Also known as knife edge valves, gate valves offer a tight seal and excellent flow control. These valves consist of a gate or wedge that slides in and out of the flow of media to either block the flow or allow it to pass through. They are commonly used in vacuum systems that require low leak rates, such as semiconductor manufacturing, research, and high-energy physics. Gate valves are typically available in two versions: manual and motorized.
Butterfly valves feature a circular disc that rotates on an axis to regulate flow. They are compact, lightweight, and affordable, making them the preferred choice for various low-to-medium vacuum applications. Butterfly valves come in multiple forms, such as manual, motorized, and pneumatic, each with benefits and drawbacks.
Ball valves use a rotating ball inside a cylindrical body to control the media flow. They offer low leakage and easy cleaning, making them popular in corrosive media applications or frequent cleaning. Ball valves come in two primary varieties: full bore (two-way) and diverter (three-way or more), each suitable for different applications.
Diaphragm valves use a flexible diaphragm to prevent leaks, making them ideal for handling corrosive or dangerous media. They are also known for their excellent flow control and compatibility with various vacuum systems. Diaphragm valves are available in manual, motorized, and pneumatic varieties.
Angle valves are designed for applications that require a change in the direction of the media flow. They consist of a body with an angled port and a moving disc that controls the media’s flow. Angle valves are most commonly used in vacuum systems that require particle-free flow, such as surface analysis, vacuum coating, and leak testing.

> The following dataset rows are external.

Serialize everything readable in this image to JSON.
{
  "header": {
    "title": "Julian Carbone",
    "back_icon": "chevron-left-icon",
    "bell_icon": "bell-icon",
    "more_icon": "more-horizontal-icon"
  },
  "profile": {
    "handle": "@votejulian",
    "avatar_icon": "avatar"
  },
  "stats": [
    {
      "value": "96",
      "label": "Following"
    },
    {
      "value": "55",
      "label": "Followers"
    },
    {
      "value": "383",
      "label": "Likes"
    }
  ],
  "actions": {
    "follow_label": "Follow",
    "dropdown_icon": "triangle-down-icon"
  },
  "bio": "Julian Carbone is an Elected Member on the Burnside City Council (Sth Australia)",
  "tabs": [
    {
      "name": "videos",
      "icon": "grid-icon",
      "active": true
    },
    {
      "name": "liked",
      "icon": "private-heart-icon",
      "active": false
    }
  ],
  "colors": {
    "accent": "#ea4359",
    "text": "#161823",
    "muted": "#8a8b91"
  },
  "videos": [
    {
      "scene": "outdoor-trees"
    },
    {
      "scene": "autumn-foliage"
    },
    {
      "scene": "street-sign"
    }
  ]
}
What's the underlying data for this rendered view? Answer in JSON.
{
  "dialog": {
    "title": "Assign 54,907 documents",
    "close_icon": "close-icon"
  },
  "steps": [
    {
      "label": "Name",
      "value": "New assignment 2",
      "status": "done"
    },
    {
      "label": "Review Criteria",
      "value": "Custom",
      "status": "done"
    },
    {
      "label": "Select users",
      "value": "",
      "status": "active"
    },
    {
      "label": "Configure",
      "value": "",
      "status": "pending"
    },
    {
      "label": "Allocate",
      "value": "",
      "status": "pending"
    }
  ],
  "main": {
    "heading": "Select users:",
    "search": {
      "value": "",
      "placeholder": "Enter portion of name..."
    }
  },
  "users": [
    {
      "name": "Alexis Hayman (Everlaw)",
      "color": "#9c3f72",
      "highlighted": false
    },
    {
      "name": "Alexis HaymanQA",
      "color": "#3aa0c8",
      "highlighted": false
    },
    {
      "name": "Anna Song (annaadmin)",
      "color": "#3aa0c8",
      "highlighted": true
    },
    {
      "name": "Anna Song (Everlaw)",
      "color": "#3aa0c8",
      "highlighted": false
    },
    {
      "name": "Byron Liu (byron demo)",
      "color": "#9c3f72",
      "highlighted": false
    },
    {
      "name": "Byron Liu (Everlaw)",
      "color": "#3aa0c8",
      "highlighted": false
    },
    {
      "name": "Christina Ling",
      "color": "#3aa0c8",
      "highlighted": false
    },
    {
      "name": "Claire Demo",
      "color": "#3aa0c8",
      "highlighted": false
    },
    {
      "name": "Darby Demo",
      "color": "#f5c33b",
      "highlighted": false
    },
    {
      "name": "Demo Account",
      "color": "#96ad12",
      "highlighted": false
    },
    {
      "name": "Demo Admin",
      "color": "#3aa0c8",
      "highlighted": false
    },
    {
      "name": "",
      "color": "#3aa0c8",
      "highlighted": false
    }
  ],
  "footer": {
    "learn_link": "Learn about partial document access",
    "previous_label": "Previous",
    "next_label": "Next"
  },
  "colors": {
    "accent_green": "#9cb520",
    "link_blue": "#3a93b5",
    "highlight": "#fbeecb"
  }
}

In conclusion, choosing the correct vacuum valve can be daunting, but it is critical for maximizing vacuum systems’ performance, reliability, and durability. Each type of valve has unique properties, advantages, and disadvantages that make it suitable for specific applications and environments. By understanding the different types of vacuum valves, you will be better equipped to make informed decisions about which valve is the best fit for your application. Remember that selecting the correct valve may require consulting with a team of experts in vacuum technology to match the valve selection with the performance requirements of your unique vacuum system.
A passionate metal industry expert and blogger. With over 5 years of experience in the field, Palak brings a wealth of knowledge and insight to her writing. Whether discussing the latest trends in the metal industry or sharing tips, she is dedicated to helping others succeed in the metal industry.